— EXCERPTED RECORDS —
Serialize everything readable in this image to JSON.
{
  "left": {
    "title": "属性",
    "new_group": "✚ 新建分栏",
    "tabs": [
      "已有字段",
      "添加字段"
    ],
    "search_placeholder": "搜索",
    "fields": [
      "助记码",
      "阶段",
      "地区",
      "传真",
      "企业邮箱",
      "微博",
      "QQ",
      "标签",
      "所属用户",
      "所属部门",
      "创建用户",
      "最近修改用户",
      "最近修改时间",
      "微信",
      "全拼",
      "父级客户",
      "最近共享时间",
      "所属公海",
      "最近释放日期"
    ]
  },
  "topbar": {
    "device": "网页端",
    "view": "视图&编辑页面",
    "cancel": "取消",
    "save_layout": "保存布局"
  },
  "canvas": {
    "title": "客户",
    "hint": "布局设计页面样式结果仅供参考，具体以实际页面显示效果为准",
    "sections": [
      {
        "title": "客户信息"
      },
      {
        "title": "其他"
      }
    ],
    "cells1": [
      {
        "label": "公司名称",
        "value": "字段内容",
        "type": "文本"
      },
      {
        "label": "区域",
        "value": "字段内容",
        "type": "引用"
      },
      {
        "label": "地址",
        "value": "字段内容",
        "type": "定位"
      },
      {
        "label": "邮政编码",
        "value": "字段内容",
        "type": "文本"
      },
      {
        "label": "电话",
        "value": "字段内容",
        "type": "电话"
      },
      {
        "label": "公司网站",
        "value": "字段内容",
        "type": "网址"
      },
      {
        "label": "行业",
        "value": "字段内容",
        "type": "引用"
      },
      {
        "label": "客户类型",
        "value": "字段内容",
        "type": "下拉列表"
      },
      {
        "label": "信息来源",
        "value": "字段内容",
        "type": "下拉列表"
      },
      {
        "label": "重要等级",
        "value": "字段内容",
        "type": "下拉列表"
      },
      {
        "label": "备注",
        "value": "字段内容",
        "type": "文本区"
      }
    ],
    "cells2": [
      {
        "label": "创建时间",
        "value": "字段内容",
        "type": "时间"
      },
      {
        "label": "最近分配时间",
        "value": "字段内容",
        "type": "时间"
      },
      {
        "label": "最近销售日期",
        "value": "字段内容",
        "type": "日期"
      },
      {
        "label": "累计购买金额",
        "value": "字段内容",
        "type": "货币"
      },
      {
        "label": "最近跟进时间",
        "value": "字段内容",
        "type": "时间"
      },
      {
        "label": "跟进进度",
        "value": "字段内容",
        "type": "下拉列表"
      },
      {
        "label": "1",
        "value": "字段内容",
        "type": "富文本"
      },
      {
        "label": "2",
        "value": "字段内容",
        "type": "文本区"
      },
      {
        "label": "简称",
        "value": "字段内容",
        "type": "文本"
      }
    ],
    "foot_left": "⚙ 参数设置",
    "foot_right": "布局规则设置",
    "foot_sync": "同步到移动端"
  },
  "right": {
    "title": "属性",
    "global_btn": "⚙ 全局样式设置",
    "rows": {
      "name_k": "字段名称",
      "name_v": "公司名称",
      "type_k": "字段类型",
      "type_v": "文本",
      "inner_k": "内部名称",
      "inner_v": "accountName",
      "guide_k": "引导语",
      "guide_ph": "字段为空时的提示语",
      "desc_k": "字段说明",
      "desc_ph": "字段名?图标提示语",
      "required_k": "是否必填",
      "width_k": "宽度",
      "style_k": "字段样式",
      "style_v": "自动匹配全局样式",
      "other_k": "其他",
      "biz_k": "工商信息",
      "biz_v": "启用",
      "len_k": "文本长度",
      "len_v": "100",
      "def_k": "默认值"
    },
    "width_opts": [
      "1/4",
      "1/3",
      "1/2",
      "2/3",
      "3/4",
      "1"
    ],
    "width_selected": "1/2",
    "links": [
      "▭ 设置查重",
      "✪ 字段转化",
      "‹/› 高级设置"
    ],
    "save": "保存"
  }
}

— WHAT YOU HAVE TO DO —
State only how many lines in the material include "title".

— FINISHED TASK —
5